▶ _The records_:

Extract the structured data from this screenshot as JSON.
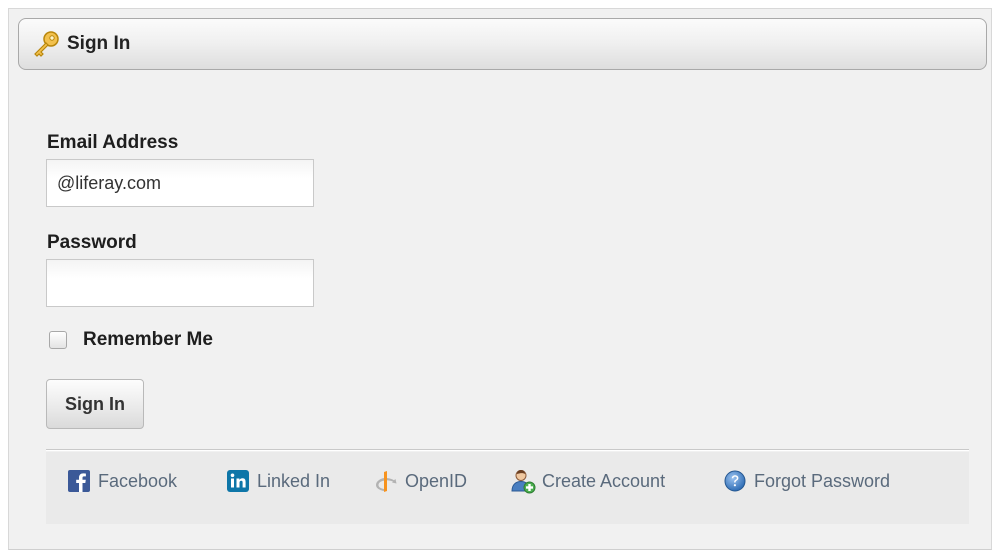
{
  "header": {
    "title": "Sign In",
    "icon": "key-icon"
  },
  "form": {
    "email_label": "Email Address",
    "email_value": "@liferay.com",
    "password_label": "Password",
    "password_value": "",
    "remember_label": "Remember Me",
    "remember_checked": false,
    "submit_label": "Sign In"
  },
  "navigation": [
    {
      "label": "Facebook",
      "icon": "facebook-icon"
    },
    {
      "label": "Linked In",
      "icon": "linkedin-icon"
    },
    {
      "label": "OpenID",
      "icon": "openid-icon"
    },
    {
      "label": "Create Account",
      "icon": "add-user-icon"
    },
    {
      "label": "Forgot Password",
      "icon": "help-icon"
    }
  ],
  "colors": {
    "link": "#5a6a7c",
    "facebook": "#3b5998",
    "linkedin": "#0e76a8",
    "openid": "#f7931e"
  }
}
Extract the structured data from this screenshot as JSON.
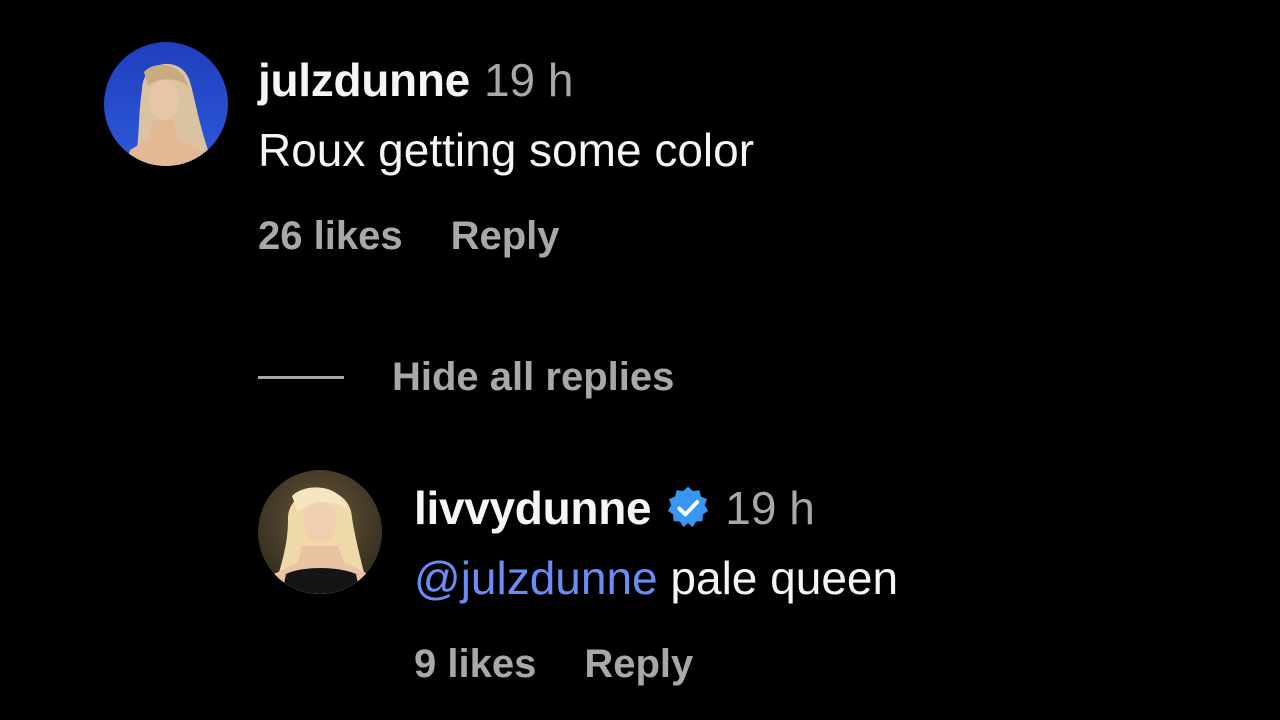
{
  "comment": {
    "username": "julzdunne",
    "time": "19 h",
    "text": "Roux getting some color",
    "likes": "26 likes",
    "reply_label": "Reply",
    "avatar_icon": "avatar-photo-julzdunne"
  },
  "replies_toggle": {
    "label": "Hide all replies"
  },
  "reply": {
    "username": "livvydunne",
    "verified_icon": "verified-badge-icon",
    "time": "19 h",
    "mention": "@julzdunne",
    "text": " pale queen",
    "likes": "9 likes",
    "reply_label": "Reply",
    "avatar_icon": "avatar-photo-livvydunne"
  },
  "colors": {
    "background": "#000000",
    "primary_text": "#f5f5f5",
    "secondary_text": "#a8a8a8",
    "mention": "#6c8cf5",
    "verified": "#3897f0"
  }
}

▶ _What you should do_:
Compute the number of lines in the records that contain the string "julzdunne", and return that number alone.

▶ _Result for this task_:
3